• [Directions]: Return all lines from the entries below in which the word "question" is present.

Stored items from a collection:
::::::::
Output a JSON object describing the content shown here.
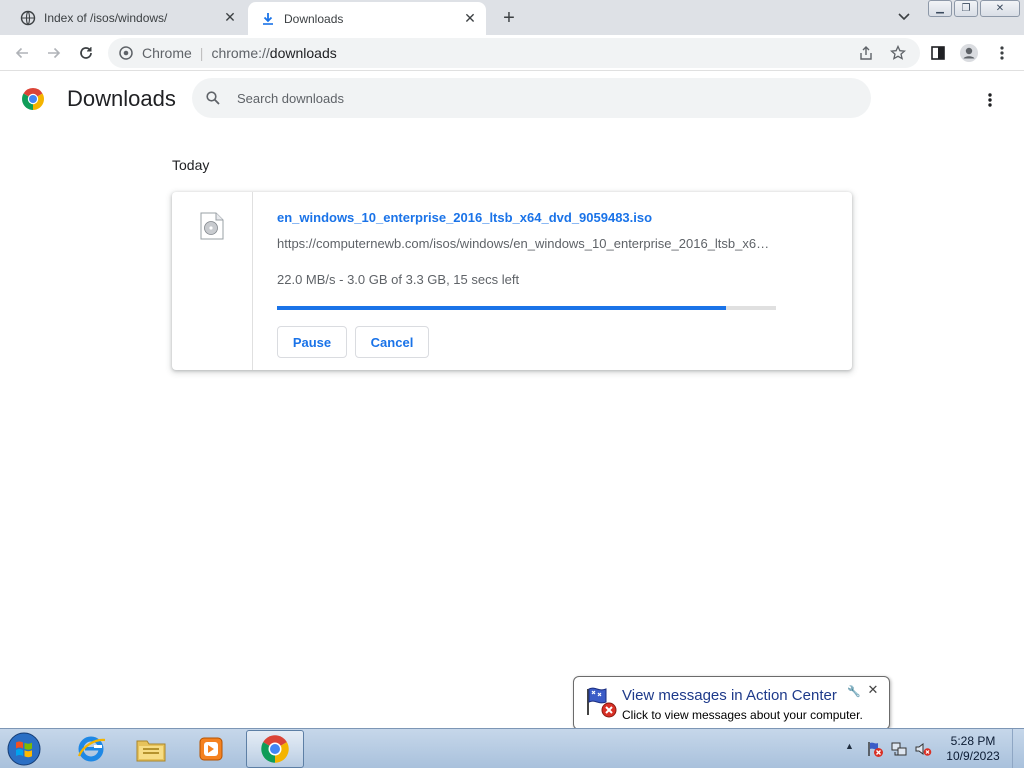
{
  "tabs": [
    {
      "title": "Index of /isos/windows/",
      "icon": "globe-icon",
      "active": false
    },
    {
      "title": "Downloads",
      "icon": "download-icon",
      "active": true
    }
  ],
  "toolbar": {
    "site_name": "Chrome",
    "url_scheme": "chrome://",
    "url_path": "downloads"
  },
  "page": {
    "title": "Downloads",
    "search_placeholder": "Search downloads",
    "date_group": "Today"
  },
  "download": {
    "file_name": "en_windows_10_enterprise_2016_ltsb_x64_dvd_9059483.iso",
    "url": "https://computernewb.com/isos/windows/en_windows_10_enterprise_2016_ltsb_x64_dvd_9059483.iso",
    "status": "22.0 MB/s - 3.0 GB of 3.3 GB, 15 secs left",
    "progress_fraction": 0.9,
    "pause_label": "Pause",
    "cancel_label": "Cancel"
  },
  "notification": {
    "title": "View messages in Action Center",
    "body": "Click to view messages about your computer."
  },
  "taskbar": {
    "time": "5:28 PM",
    "date": "10/9/2023"
  },
  "colors": {
    "accent": "#1a73e8",
    "tabstrip": "#dee1e6",
    "taskbar": "#b8cde3"
  }
}
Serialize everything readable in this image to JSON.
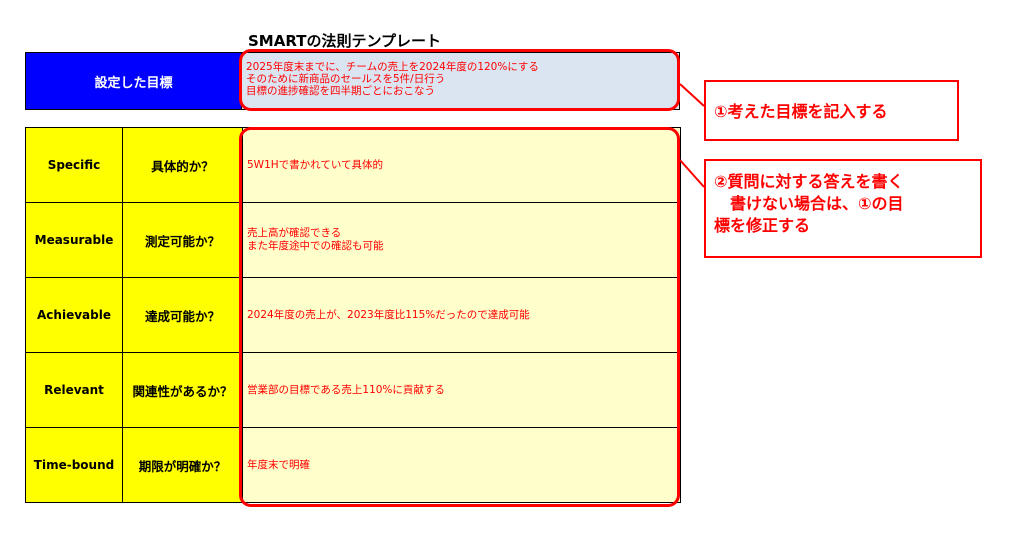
{
  "title": "SMARTの法則テンプレート",
  "goal": {
    "label": "設定した目標",
    "lines": [
      "2025年度末までに、チームの売上を2024年度の120%にする",
      "そのために新商品のセールスを5件/日行う",
      "目標の進捗確認を四半期ごとにおこなう"
    ]
  },
  "rows": [
    {
      "term": "Specific",
      "question": "具体的か？",
      "answer": [
        "5W1Hで書かれていて具体的"
      ]
    },
    {
      "term": "Measurable",
      "question": "測定可能か？",
      "answer": [
        "売上高が確認できる",
        "また年度途中での確認も可能"
      ]
    },
    {
      "term": "Achievable",
      "question": "達成可能か？",
      "answer": [
        "2024年度の売上が、2023年度比115%だったので達成可能"
      ]
    },
    {
      "term": "Relevant",
      "question": "関連性があるか？",
      "answer": [
        "営業部の目標である売上110%に貢献する"
      ]
    },
    {
      "term": "Time-bound",
      "question": "期限が明確か？",
      "answer": [
        "年度末で明確"
      ]
    }
  ],
  "callouts": {
    "one": "①考えた目標を記入する",
    "two": [
      "②質問に対する答えを書く",
      "　書けない場合は、①の目",
      "標を修正する"
    ]
  },
  "colors": {
    "goal_label_bg": "#0000ff",
    "goal_value_bg": "#dbe5f1",
    "term_bg": "#ffff00",
    "answer_bg": "#ffffcc",
    "accent": "#ff0000"
  }
}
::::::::
• [Your solution]:
      "question": "具体的か？",
      "question": "測定可能か？",
      "question": "達成可能か？",
      "question": "関連性があるか？",
      "question": "期限が明確か？",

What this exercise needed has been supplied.